There are 13 public (free) onsens dotted around the village. It is a common sight to see the Japanese people scurrying to the onsen in their slippers and bath robe and walking back casually from it. I tried to go, but the sight of so many naked women after  I pushed through the door was overwhelming. These communal baths must be a cultural thing, I don’t think I could get used to it. If you do go, bring your own soap and shampoo to clean yourself before going into the onsen.  A small face towel is acceptable in the water, and I find that is useful to cover my face (Shy lah!)

Ski Rental

The best place to rent the skis are at St Antons at the base of the mountain. They have a locker service where you can leave your boots and skis overnight. There are not many ski-in ski-out options in Nozawa Onsen, so this is the next best option.  It was a 5min walk up to the Yu road (moving walkway) but it can be quite slippery even with normal shoes.


1)Daimon Soba

This was really really good, I think we ate there a couple of times and even came down from the slopes to have it 1 day for lunch. I had udon and soba both hot and cold and with tempura and onsen egg… (onsen egg is like soft boiled egg). The soup is really good after a cold day on the slopes. *must try*

2) Wakagiri

The restaurant has a big menu and the tonkatsu was really good.

3) St Anton

The ski shop is in the basement and the 1st and 2nd floors of the cottage is a café which serves pretty decent food for lunch.I like the beef bowl with onsen egg or the curry

4) Buna on the Slopes

We tried the curry for lunch… it was just soso in my opinion, and more expensive than the places at the bottom of the slopes.

Where we stayed:

Address Nozawa

9535 Nozawa Onsen, Shimotakai-gun, Nagano 389-2502

This ryokan was refurbished in 2011 to a modern style so it was very new when we stayed. We stayed in their Deluxe Studio which had a small pantry, dining area and ensuite. We had the opening offer of ¥20,160 yen per night including a daily continental breakfast pack (¥25,200 the usual price). Eggs, ham, sausages, bread, jam, fruit, and juices were provided in the mini fridge but  you do have to cook your own breakfast. Abit of a bummer since you are on holiday but was still manageable. There is an onsen in the basement in case you don’t feel like walking around the village in your bathrobe. The ryokan is close to all the 2 restaurants listed above and a 5 min walk to the Yu road.


H and I first visited Japan in Oct 2010 for 2 weeks. Tokyo-Hiroshima-Kyoto-Osaka, with day visits to Kamakura, Himeji, Miyajima and Kobe. Travel by JR is the easiest, the shinkasen is fast, reliable and clean, and the JR pass though not cheap, is the best way to do a big tour around Japan.

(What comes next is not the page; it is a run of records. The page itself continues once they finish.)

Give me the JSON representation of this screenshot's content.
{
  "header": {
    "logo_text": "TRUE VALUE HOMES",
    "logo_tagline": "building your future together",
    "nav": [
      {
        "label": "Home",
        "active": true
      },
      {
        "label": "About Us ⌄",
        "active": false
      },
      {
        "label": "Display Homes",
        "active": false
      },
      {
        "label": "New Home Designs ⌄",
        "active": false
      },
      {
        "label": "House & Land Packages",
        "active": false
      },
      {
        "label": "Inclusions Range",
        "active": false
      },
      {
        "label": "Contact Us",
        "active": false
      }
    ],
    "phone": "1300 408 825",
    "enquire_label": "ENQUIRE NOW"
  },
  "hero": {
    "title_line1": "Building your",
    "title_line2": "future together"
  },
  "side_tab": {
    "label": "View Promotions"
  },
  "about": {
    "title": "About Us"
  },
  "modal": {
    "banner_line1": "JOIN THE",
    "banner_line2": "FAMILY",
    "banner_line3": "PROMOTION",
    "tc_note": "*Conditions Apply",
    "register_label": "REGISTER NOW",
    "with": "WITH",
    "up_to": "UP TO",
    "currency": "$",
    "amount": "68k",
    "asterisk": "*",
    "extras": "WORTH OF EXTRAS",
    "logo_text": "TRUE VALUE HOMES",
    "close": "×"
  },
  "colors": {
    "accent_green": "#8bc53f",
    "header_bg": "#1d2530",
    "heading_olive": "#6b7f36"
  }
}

Our first experience in Japan was exactly like the movie Lost in translation. Everything was different – the language, the dressing, the culture, and the food! The food we had was mind blowing! Even simple hole in the wall shops, or shops under a railroad track served food that was so good that we couldn’t eat Japanese food back home for a few months. We had staple Japanese food done to perfection – soba noodles, katsu, tempura, all simple food but both the freshness of the produce and the skill of preparation shine through.

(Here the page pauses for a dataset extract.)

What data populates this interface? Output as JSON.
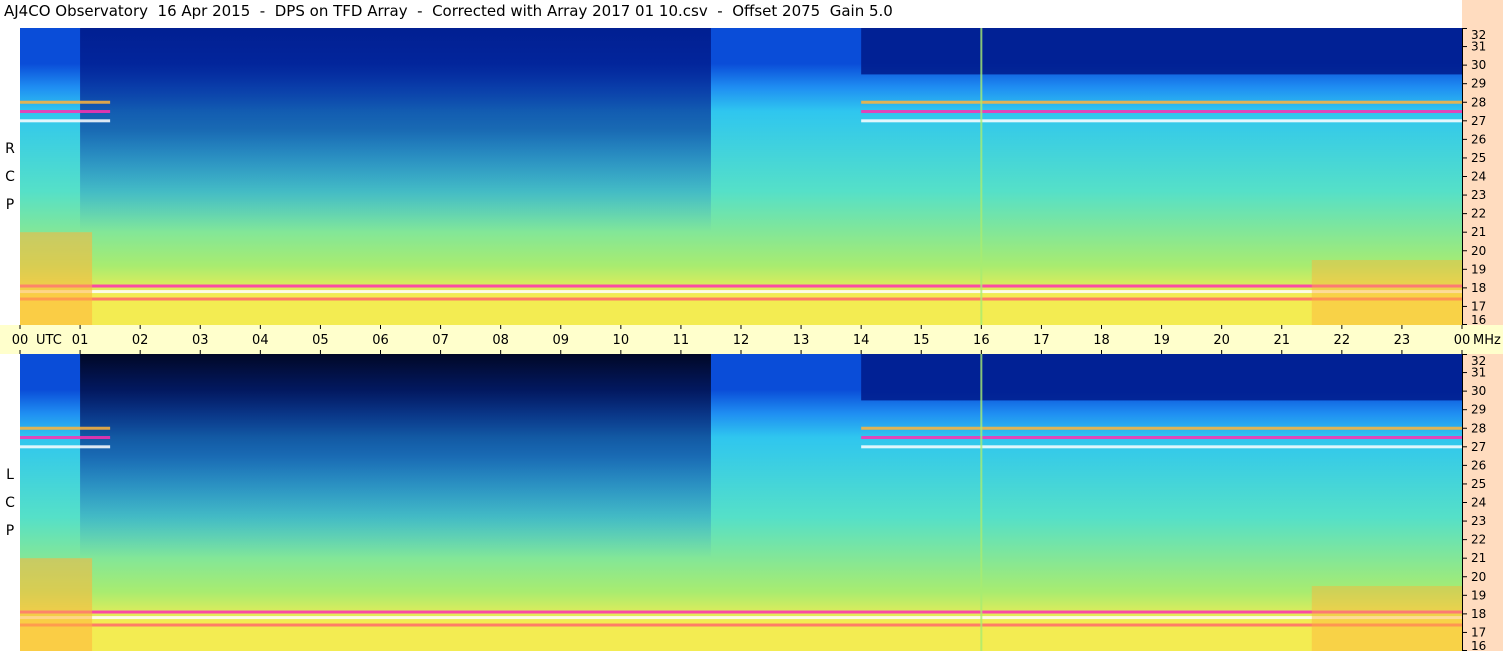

Japan also has the best snow. My opinion might not carry much weight since Zermatt was the only other place I’ve skied at, but H would know as he has skied around Europe growing up. It really is powder snow, and that is great for a clumsy skier like me. I am dead tired after a day out in the mountains and a soak in the onsen is a remedy for sore muscles.  It suits us that the apres ski scene is not that big as we both prefer to have a good meal and collapse in bed straight after. We’ve done 2 seasons in Japan so far and can’t wait to explore the other mountains in the years to come.

More on each of the cities we’ve visited

Tokyo, Kyoto, Osaka, Niseko, Nosawa Onsen